Return the records that follow, unchanged and complete.

***** EXERCISE DATA *****

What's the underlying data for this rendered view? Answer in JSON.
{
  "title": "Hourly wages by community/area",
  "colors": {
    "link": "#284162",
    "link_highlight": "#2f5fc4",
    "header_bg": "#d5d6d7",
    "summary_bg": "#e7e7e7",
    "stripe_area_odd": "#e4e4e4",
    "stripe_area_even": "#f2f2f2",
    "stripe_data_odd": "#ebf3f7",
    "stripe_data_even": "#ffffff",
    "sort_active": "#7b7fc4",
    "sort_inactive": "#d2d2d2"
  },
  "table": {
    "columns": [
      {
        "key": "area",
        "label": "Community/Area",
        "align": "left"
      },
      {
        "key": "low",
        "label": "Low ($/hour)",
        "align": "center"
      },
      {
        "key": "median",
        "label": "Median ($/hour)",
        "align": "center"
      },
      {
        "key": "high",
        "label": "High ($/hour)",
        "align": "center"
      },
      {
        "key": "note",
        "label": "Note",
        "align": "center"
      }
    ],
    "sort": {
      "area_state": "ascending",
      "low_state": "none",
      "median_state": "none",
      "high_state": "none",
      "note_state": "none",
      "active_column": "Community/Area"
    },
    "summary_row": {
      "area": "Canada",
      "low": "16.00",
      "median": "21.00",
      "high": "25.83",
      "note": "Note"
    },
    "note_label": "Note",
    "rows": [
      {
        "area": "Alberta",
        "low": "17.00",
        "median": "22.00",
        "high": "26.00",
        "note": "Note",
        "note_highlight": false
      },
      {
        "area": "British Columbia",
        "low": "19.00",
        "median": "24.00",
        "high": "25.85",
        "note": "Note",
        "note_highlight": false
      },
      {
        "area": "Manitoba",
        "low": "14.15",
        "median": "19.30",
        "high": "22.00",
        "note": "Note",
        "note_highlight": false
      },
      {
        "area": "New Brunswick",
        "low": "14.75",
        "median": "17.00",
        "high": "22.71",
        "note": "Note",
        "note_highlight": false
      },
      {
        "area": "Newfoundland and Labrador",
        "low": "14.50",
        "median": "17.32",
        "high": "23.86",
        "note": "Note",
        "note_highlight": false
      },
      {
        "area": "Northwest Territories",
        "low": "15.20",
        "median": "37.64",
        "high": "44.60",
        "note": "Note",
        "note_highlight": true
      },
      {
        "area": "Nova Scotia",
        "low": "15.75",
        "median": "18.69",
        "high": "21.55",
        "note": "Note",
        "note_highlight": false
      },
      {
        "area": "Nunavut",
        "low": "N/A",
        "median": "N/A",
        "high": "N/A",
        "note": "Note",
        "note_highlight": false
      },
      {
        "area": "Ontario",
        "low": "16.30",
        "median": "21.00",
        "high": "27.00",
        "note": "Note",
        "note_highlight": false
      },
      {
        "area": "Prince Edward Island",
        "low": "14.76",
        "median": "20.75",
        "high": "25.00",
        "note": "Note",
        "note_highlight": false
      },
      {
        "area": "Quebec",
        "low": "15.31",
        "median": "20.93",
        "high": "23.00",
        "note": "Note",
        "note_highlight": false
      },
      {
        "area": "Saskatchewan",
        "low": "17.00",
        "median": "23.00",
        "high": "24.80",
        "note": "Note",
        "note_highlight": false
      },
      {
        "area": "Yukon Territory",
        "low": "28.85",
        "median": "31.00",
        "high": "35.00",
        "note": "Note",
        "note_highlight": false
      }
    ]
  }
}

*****

ANSWER TO THE EXERCISE
What's the underlying data for this rendered view? Answer in JSON.
{
  "title": "Hourly wages by community/area",
  "colors": {
    "link": "#284162",
    "link_highlight": "#2f5fc4",
    "header_bg": "#d5d6d7",
    "summary_bg": "#e7e7e7",
    "stripe_area_odd": "#e4e4e4",
    "stripe_area_even": "#f2f2f2",
    "stripe_data_odd": "#ebf3f7",
    "stripe_data_even": "#ffffff",
    "sort_active": "#7b7fc4",
    "sort_inactive": "#d2d2d2"
  },
  "table": {
    "columns": [
      {
        "key": "area",
        "label": "Community/Area",
        "align": "left"
      },
      {
        "key": "low",
        "label": "Low ($/hour)",
        "align": "center"
      },
      {
        "key": "median",
        "label": "Median ($/hour)",
        "align": "center"
      },
      {
        "key": "high",
        "label": "High ($/hour)",
        "align": "center"
      },
      {
        "key": "note",
        "label": "Note",
        "align": "center"
      }
    ],
    "sort": {
      "area_state": "ascending",
      "low_state": "none",
      "median_state": "none",
      "high_state": "none",
      "note_state": "none",
      "active_column": "Community/Area"
    },
    "summary_row": {
      "area": "Canada",
      "low": "16.00",
      "median": "21.00",
      "high": "25.83",
      "note": "Note"
    },
    "note_label": "Note",
    "rows": [
      {
        "area": "Alberta",
        "low": "17.00",
        "median": "22.00",
        "high": "26.00",
        "note": "Note",
        "note_highlight": false
      },
      {
        "area": "British Columbia",
        "low": "19.00",
        "median": "24.00",
        "high": "25.85",
        "note": "Note",
        "note_highlight": false
      },
      {
        "area": "Manitoba",
        "low": "14.15",
        "median": "19.30",
        "high": "22.00",
        "note": "Note",
        "note_highlight": false
      },
      {
        "area": "New Brunswick",
        "low": "14.75",
        "median": "17.00",
        "high": "22.71",
        "note": "Note",
        "note_highlight": false
      },
      {
        "area": "Newfoundland and Labrador",
        "low": "14.50",
        "median": "17.32",
        "high": "23.86",
        "note": "Note",
        "note_highlight": false
      },
      {
        "area": "Northwest Territories",
        "low": "15.20",
        "median": "37.64",
        "high": "44.60",
        "note": "Note",
        "note_highlight": true
      },
      {
        "area": "Nova Scotia",
        "low": "15.75",
        "median": "18.69",
        "high": "21.55",
        "note": "Note",
        "note_highlight": false
      },
      {
        "area": "Nunavut",
        "low": "N/A",
        "median": "N/A",
        "high": "N/A",
        "note": "Note",
        "note_highlight": false
      },
      {
        "area": "Ontario",
        "low": "16.30",
        "median": "21.00",
        "high": "27.00",
        "note": "Note",
        "note_highlight": false
      },
      {
        "area": "Prince Edward Island",
        "low": "14.76",
        "median": "20.75",
        "high": "25.00",
        "note": "Note",
        "note_highlight": false
      },
      {
        "area": "Quebec",
        "low": "15.31",
        "median": "20.93",
        "high": "23.00",
        "note": "Note",
        "note_highlight": false
      },
      {
        "area": "Saskatchewan",
        "low": "17.00",
        "median": "23.00",
        "high": "24.80",
        "note": "Note",
        "note_highlight": false
      },
      {
        "area": "Yukon Territory",
        "low": "28.85",
        "median": "31.00",
        "high": "35.00",
        "note": "Note",
        "note_highlight": false
      }
    ]
  }
}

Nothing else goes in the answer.